Natural flowing watercourse, usually freshwater, flowing towards an ocean, sea, lake or another river.

The Amazon River (dark blue) and the rivers which flow into it (medium blue).
The start of a mountain stream.
Melting toe of Athabasca Glacier, Jasper National Park, Alberta, Canada
The Colorado River at Horseshoe Bend, Arizona
The Porvoo River (Porvoonjoki) in the medieval town of Porvoo, Finland
Nile River delta, as seen from Earth orbit. The Nile is an example of a wave-dominated delta that has the classic Greek letter delta (Δ) shape after which river deltas were named.
A radar image of a 400 km river of methane and ethane near the north pole of Saturn's moon Titan
River meandering course
Flash flooding caused by a large amount of rain falling in a short amount of time
The mouth of the River Seaton in Cornwall after heavy rain caused flooding and significant erosion of the beach.
Frozen river in Alaska
Leisure activities on the River Avon at Avon Valley Country Park, Keynsham, United Kingdom. A boat giving trips to the public passes a moored private boat.
Watermill in Belgium.
River bank repair

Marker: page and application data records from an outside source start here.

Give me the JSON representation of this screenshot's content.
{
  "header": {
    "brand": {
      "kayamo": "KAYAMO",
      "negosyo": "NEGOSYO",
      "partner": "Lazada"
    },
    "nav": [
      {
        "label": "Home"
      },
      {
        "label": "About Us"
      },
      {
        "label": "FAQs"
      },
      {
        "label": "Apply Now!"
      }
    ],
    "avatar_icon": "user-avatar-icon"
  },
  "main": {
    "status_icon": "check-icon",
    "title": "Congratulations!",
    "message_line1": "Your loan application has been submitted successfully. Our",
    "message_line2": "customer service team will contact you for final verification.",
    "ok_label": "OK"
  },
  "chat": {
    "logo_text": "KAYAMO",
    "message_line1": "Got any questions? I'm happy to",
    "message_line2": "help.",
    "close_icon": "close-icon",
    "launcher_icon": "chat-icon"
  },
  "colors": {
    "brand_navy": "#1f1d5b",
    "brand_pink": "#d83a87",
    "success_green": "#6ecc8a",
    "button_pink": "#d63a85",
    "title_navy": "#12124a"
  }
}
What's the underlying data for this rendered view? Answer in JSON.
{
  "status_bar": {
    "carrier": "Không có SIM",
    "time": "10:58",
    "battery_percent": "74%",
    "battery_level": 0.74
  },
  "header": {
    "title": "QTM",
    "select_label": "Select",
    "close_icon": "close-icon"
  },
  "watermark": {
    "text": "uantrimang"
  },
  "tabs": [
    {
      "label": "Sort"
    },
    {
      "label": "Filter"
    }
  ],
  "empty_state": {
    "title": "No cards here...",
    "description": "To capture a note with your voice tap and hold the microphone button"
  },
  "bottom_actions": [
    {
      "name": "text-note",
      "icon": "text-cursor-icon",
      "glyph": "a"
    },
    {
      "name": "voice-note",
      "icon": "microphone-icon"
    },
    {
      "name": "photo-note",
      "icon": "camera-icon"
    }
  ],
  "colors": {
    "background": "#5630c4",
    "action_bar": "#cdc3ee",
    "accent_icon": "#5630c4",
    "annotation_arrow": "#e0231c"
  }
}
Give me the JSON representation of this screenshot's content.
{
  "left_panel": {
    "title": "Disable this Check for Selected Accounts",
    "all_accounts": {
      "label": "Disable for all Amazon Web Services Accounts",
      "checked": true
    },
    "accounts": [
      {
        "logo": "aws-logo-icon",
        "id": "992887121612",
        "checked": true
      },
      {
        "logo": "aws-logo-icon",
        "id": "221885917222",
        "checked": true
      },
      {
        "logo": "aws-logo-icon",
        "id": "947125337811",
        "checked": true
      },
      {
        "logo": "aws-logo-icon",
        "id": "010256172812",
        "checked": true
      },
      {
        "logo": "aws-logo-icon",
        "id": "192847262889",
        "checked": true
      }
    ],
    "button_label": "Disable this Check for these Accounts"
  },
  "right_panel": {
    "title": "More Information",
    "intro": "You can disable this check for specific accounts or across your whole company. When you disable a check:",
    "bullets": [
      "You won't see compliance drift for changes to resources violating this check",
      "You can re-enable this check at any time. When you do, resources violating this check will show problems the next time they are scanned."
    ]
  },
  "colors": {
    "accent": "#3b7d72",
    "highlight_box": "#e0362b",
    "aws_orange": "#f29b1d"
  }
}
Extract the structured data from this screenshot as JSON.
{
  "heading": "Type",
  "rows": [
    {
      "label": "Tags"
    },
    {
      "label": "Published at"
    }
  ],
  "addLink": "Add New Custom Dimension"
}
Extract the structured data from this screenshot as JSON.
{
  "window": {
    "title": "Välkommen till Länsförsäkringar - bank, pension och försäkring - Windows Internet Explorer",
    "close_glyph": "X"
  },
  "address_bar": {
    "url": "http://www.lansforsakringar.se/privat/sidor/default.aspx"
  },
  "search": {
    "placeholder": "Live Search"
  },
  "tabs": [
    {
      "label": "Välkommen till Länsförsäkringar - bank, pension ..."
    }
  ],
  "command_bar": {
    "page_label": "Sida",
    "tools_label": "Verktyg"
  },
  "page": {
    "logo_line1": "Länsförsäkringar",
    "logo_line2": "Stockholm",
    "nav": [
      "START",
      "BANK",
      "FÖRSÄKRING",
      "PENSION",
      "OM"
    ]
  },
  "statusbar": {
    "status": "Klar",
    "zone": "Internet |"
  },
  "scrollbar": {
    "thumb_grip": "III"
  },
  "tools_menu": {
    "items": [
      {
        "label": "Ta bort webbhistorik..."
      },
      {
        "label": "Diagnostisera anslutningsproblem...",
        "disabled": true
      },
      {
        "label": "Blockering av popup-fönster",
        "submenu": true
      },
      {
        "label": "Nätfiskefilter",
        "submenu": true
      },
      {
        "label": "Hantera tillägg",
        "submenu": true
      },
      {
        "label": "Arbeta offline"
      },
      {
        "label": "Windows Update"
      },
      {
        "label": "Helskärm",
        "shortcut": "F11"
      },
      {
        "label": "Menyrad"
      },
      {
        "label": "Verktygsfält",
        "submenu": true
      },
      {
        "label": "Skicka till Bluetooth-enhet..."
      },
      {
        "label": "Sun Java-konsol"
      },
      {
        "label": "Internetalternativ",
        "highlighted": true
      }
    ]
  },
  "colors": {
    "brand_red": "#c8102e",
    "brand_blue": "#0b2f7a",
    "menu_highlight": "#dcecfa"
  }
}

Most of the major cities of the world are situated on the banks of rivers, as they are, or were, used as a source of water, for obtaining food, for transport, as borders, as a defensive measure, as a source of hydropower to drive machinery, for bathing, and as a means of disposing of waste.

Fast flowing rivers and waterfalls are widely used as sources of energy, via watermills and hydroelectric plants.